[home][back to index]
Select the track which is going to receive the recording and bring the Transport Panel to the forefront. If you are going to record your first track, you might like to hear a metronome click while you are recording, so choose the Click option in the Transport Panel. Place the play position cursor to where you would like to start the recording, then first click on Rec and then on Cont. Play on your external keyboard (or the virtual keyboard on the Piano Window). When you are finished, click on Stop.
Proceed as with a normal recording, exept that you do not start the sequencer with Continue. Play the first note/chord on your keyboard, then set the play position to where the next note/chord is going to begin. Play that second note/chord also and so on. When you are finished, disable Rec by pressing it once more. All notes you have played will now become visible on the Arrange Window. Note that note lengths are calculated after each recording in such a way that all notes will be legato (one note tied to the other). Controllers / Program Change events etc can also be recorded this way, but with the difference, that only the last received event for one step is actually recorded.
Tempo information is only considered by the sequencer, when it resides on the first track (the so-called Master Track). Therefore select this track first. Then locate the Master option on the Transport Panel and turn it off (as long as Master is active, the playback tempo is determined exclusively by the tempo events located in the master track and the tempo display cannot be manipulated). Start the recording and change the tempo by clicking and dragging the value of the tempo display on the Transport Panel. This also works with the step-record technique for sudden tempo changes. When you are finished, turn Master on again.

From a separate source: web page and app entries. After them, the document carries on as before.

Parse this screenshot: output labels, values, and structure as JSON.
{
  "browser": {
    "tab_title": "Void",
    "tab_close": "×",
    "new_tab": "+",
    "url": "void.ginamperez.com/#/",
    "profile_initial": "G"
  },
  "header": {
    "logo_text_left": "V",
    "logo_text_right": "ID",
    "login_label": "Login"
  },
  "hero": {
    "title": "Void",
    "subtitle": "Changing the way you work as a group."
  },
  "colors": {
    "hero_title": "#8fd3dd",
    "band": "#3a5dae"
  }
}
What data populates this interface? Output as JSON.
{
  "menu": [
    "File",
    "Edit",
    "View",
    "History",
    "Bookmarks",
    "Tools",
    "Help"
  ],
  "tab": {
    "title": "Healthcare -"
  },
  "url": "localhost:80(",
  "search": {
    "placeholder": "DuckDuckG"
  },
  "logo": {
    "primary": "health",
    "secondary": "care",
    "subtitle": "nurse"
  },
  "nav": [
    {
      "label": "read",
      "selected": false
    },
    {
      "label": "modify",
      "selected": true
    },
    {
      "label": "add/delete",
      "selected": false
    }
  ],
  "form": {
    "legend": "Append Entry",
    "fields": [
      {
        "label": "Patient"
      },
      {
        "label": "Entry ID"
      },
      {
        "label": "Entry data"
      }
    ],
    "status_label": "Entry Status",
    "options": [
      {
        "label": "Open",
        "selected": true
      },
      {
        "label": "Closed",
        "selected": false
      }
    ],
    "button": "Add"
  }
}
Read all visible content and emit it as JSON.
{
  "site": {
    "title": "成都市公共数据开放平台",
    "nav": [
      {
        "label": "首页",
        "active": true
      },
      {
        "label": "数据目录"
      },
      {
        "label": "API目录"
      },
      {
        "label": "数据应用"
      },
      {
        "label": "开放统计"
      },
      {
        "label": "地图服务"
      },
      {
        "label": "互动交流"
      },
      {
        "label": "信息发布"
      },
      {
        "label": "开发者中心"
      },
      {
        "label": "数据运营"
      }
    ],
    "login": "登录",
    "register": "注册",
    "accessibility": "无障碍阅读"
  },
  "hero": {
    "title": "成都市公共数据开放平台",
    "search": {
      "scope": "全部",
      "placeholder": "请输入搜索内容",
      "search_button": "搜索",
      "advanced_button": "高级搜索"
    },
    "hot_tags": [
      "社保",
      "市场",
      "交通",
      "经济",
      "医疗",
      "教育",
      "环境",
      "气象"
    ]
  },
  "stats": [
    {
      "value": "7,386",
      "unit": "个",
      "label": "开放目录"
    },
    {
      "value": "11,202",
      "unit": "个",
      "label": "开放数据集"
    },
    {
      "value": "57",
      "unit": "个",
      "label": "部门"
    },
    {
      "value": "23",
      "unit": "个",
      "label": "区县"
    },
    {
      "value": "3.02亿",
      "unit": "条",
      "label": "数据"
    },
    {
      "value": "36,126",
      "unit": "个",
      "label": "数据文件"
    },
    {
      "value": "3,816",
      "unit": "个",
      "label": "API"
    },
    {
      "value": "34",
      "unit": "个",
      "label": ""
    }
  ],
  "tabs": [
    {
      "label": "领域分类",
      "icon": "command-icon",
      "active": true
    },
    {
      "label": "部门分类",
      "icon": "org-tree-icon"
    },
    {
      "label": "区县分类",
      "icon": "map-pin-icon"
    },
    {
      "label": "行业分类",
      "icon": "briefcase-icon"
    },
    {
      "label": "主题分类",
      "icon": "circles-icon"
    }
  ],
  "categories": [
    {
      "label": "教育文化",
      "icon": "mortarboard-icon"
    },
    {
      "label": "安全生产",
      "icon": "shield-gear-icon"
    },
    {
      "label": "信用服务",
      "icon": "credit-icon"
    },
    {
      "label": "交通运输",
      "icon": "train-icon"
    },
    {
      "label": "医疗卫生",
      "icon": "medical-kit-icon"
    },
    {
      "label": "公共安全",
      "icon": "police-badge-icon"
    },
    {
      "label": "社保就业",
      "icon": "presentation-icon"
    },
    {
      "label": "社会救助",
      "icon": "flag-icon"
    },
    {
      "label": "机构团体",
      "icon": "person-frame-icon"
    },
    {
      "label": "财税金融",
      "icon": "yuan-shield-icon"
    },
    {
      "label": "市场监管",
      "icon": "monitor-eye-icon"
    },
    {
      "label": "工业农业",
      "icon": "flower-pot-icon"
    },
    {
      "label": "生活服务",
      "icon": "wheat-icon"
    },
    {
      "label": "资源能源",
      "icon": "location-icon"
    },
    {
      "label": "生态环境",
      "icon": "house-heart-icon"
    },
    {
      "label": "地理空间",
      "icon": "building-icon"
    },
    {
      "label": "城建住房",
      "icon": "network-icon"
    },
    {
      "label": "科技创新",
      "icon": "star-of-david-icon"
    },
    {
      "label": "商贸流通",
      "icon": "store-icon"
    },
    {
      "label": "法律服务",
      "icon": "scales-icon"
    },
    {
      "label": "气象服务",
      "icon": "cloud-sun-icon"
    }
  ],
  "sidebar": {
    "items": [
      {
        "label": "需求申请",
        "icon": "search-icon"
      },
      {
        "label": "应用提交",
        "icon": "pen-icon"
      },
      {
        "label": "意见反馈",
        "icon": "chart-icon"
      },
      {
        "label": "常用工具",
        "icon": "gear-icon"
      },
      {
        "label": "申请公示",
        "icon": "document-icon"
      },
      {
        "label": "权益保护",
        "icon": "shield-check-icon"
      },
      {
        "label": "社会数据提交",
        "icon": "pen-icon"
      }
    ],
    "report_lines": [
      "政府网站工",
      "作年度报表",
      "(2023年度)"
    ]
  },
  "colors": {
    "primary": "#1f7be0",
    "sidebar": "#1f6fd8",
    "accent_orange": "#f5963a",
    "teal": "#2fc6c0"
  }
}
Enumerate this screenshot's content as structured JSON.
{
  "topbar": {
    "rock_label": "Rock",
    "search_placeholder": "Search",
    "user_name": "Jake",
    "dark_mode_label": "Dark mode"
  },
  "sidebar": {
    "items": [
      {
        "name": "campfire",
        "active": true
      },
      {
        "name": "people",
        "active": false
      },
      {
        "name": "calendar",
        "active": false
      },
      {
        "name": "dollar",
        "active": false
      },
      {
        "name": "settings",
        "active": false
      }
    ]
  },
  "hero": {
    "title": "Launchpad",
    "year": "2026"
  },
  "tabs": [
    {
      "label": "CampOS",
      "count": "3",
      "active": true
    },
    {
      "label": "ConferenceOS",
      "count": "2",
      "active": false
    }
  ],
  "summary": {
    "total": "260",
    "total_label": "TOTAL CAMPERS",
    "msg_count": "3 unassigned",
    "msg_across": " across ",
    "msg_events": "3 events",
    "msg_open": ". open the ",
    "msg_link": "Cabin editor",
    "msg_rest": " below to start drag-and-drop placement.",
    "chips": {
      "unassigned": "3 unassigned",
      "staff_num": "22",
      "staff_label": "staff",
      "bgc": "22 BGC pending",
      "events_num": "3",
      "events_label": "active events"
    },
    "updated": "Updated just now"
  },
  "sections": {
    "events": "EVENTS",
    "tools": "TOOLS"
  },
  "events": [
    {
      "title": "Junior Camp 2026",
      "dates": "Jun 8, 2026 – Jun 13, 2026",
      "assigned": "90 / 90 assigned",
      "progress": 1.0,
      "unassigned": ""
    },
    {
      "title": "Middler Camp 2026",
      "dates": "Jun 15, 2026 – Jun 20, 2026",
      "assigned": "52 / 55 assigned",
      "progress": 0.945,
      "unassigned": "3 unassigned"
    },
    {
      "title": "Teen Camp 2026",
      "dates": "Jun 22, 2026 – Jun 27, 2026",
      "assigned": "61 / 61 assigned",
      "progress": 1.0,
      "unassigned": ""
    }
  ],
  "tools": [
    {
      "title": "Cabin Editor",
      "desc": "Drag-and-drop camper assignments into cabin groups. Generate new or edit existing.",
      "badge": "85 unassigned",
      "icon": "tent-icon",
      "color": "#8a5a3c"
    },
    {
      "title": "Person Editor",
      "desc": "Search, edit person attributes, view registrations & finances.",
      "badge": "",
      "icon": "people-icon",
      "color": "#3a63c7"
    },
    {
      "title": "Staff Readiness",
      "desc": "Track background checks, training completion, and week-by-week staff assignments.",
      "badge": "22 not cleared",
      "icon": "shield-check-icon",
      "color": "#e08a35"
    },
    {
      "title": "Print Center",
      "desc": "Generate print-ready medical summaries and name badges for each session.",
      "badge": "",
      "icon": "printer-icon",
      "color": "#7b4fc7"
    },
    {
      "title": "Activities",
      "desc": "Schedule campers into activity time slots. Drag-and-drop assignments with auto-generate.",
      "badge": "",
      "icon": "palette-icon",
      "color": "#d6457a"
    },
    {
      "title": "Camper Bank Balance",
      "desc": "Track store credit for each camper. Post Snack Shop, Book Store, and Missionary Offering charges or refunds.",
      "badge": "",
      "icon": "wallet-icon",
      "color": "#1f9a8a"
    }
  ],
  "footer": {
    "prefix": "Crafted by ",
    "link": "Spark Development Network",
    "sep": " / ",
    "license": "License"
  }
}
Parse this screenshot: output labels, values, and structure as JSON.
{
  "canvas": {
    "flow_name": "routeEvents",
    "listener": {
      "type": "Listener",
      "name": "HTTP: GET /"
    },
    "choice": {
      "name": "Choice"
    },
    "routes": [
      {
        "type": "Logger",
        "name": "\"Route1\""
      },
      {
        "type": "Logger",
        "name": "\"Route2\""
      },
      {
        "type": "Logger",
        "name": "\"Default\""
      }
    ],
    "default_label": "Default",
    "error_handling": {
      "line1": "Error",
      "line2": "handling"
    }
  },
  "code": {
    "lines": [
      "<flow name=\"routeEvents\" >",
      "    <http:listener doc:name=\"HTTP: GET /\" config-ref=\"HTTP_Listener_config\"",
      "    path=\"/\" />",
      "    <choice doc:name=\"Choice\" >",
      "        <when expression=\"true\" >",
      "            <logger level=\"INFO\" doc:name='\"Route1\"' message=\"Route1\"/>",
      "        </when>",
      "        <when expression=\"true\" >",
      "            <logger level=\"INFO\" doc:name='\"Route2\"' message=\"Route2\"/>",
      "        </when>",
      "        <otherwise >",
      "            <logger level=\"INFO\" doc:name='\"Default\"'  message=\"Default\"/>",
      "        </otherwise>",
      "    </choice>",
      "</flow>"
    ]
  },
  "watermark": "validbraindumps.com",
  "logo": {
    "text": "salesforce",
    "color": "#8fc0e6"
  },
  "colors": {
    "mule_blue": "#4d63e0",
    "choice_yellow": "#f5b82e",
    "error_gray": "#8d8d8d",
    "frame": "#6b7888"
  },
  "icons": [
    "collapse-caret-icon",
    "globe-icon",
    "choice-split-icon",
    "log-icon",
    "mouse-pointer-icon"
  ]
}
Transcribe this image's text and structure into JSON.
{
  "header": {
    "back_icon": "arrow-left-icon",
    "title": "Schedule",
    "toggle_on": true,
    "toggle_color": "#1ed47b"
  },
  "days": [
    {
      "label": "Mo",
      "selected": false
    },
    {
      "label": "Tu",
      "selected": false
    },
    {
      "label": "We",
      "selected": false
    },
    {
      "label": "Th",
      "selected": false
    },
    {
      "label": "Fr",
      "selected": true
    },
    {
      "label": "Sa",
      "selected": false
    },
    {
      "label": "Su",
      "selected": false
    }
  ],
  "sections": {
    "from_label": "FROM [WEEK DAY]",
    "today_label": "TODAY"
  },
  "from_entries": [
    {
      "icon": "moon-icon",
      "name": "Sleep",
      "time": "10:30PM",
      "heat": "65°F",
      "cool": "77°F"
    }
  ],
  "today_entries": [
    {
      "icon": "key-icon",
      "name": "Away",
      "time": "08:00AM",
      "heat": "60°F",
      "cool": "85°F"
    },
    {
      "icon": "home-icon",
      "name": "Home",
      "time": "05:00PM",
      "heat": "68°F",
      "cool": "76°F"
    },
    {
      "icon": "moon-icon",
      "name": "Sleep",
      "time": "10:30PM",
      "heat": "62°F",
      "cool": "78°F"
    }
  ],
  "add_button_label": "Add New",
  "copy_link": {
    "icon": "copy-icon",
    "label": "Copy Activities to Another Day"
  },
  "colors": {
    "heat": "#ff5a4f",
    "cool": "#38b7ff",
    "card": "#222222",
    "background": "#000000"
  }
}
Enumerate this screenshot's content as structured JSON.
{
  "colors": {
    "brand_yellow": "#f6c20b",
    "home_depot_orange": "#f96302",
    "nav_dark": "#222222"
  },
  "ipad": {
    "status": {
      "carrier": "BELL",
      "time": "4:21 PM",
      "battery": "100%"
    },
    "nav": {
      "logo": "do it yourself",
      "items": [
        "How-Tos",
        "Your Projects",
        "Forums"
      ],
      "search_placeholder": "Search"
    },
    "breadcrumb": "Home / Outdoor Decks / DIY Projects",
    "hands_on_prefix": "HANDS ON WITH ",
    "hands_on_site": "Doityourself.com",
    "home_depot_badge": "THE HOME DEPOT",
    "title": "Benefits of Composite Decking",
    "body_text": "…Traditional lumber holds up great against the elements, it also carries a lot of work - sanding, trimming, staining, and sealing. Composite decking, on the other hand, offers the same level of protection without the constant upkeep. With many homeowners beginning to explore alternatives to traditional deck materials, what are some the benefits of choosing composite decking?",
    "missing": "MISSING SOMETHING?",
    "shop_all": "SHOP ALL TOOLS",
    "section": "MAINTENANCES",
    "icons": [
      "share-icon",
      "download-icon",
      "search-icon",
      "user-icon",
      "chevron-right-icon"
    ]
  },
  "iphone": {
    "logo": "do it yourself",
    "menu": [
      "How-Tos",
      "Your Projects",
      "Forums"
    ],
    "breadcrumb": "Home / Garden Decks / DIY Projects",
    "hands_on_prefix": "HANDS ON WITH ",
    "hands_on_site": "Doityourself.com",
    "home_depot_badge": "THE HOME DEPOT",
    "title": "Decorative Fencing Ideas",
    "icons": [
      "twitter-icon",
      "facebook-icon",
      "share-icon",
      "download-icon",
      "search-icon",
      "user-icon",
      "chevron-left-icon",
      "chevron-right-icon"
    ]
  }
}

Following a metronome click while recording is fine for simple melodies from pop music, but when it comes to real-time recording of classical or jazz music having to follow a metronome click is no option for a player who does not want to ruin his style completely. Therefore many keyboard players tend to leave the metronome turned off all together and record "free-run", accepting that MIDI data and the sequencer's meter structure will not coincide in the final recording. This is not a problem for playback (the physical time position of recorded MIDI events stays the same, whether their bar positions are "correct" in a musician's sense or not), but it makes all sequencer functions unusable that depend on the program's "knowledge" about the time structure that underlies the data - first of all score display, but also quantization etc. Therefore correcting the time structure after one such "free-run" recording has been made is often worthwhile.
For correcting the time basis without touching the physical time position of events, the Space Toad has got two Time-Stretch functions, that are accessible via the time bar context menu of the Piano Window (right-click).
Let's have a look at Jeannie Jones' MIDI file "Albert the Lion", a slow blues, which is such a "free-run" recording:
As one can see, the meter structure is all wrong. The first bar should begin with the lower C in the left hand (the first of a series of "walking-bass" notes on C). Moreover the 3rd note should fall on the last up-beat, which it currently doesn't do at all. As one might have expected the score display is consequently a complete mess:
So for getting the first bar including up-beat correctly notated, time-stretching has to be applied at three points. But first we temporarily reduce the meter from 4/4 to 1/4 by inserting an appropriate event at the beginning (see "Editing Time Signature Events"). This makes things a lot easier since the up-beat phrase is much too short to fit into a whole 4/4 meter. Later we will make 2/4 out of it instead. As a next step the cursor is placed at the beginning of the first E note and "Time Stretch Next Bar" is called. After this operation the first bar line has moved. Now it coincides with the note at whose beginning we had placed the cursor (and when you look at the List Window you will notice that two new tempo events have been inserted that compensate the time loss / gain of the two affected bars, so everything will play back as before). In the same way we align the remaining notes at the following bar lines. Finally we assign a 2/4 meter to the upbeat and a 4/4 meter to the rest. This makes the score display already look much nicer and after a few manual staff corrections it presents a fairly accurate notation of what is played:
The other function "Time Stretch Previous Bar" works alike, only in the other direction: The previous bar is prolonged in such a way, that it will end at the cursor's position.
[home][back to index]